* _TASK TO CARRY OUT_
Restate each entry word for word. Keep every detail intact.

**** THE RECORDS

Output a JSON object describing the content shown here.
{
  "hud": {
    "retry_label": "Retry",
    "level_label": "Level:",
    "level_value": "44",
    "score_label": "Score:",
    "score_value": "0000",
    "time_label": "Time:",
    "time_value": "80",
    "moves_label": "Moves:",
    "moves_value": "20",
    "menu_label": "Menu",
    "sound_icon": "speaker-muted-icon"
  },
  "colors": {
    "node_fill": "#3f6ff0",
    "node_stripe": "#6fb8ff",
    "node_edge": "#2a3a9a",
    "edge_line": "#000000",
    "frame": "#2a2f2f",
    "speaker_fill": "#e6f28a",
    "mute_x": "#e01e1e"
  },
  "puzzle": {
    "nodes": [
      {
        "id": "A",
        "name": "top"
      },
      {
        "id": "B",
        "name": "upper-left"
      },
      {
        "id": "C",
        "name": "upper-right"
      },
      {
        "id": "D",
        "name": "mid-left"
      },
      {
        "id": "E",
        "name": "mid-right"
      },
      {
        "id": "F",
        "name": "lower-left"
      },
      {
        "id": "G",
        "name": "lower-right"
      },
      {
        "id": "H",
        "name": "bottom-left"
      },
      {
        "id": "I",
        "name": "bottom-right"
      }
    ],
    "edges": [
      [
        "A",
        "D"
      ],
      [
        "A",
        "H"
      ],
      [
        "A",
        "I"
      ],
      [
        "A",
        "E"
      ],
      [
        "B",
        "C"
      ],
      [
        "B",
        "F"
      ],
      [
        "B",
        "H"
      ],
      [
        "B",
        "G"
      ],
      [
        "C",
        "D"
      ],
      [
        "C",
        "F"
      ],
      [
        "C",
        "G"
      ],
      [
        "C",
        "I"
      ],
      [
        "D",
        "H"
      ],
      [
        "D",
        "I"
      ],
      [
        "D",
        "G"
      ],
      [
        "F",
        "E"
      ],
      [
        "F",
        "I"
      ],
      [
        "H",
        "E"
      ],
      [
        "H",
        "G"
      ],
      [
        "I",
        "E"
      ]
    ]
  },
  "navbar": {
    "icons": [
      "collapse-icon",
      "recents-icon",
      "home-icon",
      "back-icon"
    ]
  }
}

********

* _RESULT BELOW_
Output a JSON object describing the content shown here.
{
  "hud": {
    "retry_label": "Retry",
    "level_label": "Level:",
    "level_value": "44",
    "score_label": "Score:",
    "score_value": "0000",
    "time_label": "Time:",
    "time_value": "80",
    "moves_label": "Moves:",
    "moves_value": "20",
    "menu_label": "Menu",
    "sound_icon": "speaker-muted-icon"
  },
  "colors": {
    "node_fill": "#3f6ff0",
    "node_stripe": "#6fb8ff",
    "node_edge": "#2a3a9a",
    "edge_line": "#000000",
    "frame": "#2a2f2f",
    "speaker_fill": "#e6f28a",
    "mute_x": "#e01e1e"
  },
  "puzzle": {
    "nodes": [
      {
        "id": "A",
        "name": "top"
      },
      {
        "id": "B",
        "name": "upper-left"
      },
      {
        "id": "C",
        "name": "upper-right"
      },
      {
        "id": "D",
        "name": "mid-left"
      },
      {
        "id": "E",
        "name": "mid-right"
      },
      {
        "id": "F",
        "name": "lower-left"
      },
      {
        "id": "G",
        "name": "lower-right"
      },
      {
        "id": "H",
        "name": "bottom-left"
      },
      {
        "id": "I",
        "name": "bottom-right"
      }
    ],
    "edges": [
      [
        "A",
        "D"
      ],
      [
        "A",
        "H"
      ],
      [
        "A",
        "I"
      ],
      [
        "A",
        "E"
      ],
      [
        "B",
        "C"
      ],
      [
        "B",
        "F"
      ],
      [
        "B",
        "H"
      ],
      [
        "B",
        "G"
      ],
      [
        "C",
        "D"
      ],
      [
        "C",
        "F"
      ],
      [
        "C",
        "G"
      ],
      [
        "C",
        "I"
      ],
      [
        "D",
        "H"
      ],
      [
        "D",
        "I"
      ],
      [
        "D",
        "G"
      ],
      [
        "F",
        "E"
      ],
      [
        "F",
        "I"
      ],
      [
        "H",
        "E"
      ],
      [
        "H",
        "G"
      ],
      [
        "I",
        "E"
      ]
    ]
  },
  "navbar": {
    "icons": [
      "collapse-icon",
      "recents-icon",
      "home-icon",
      "back-icon"
    ]
  }
}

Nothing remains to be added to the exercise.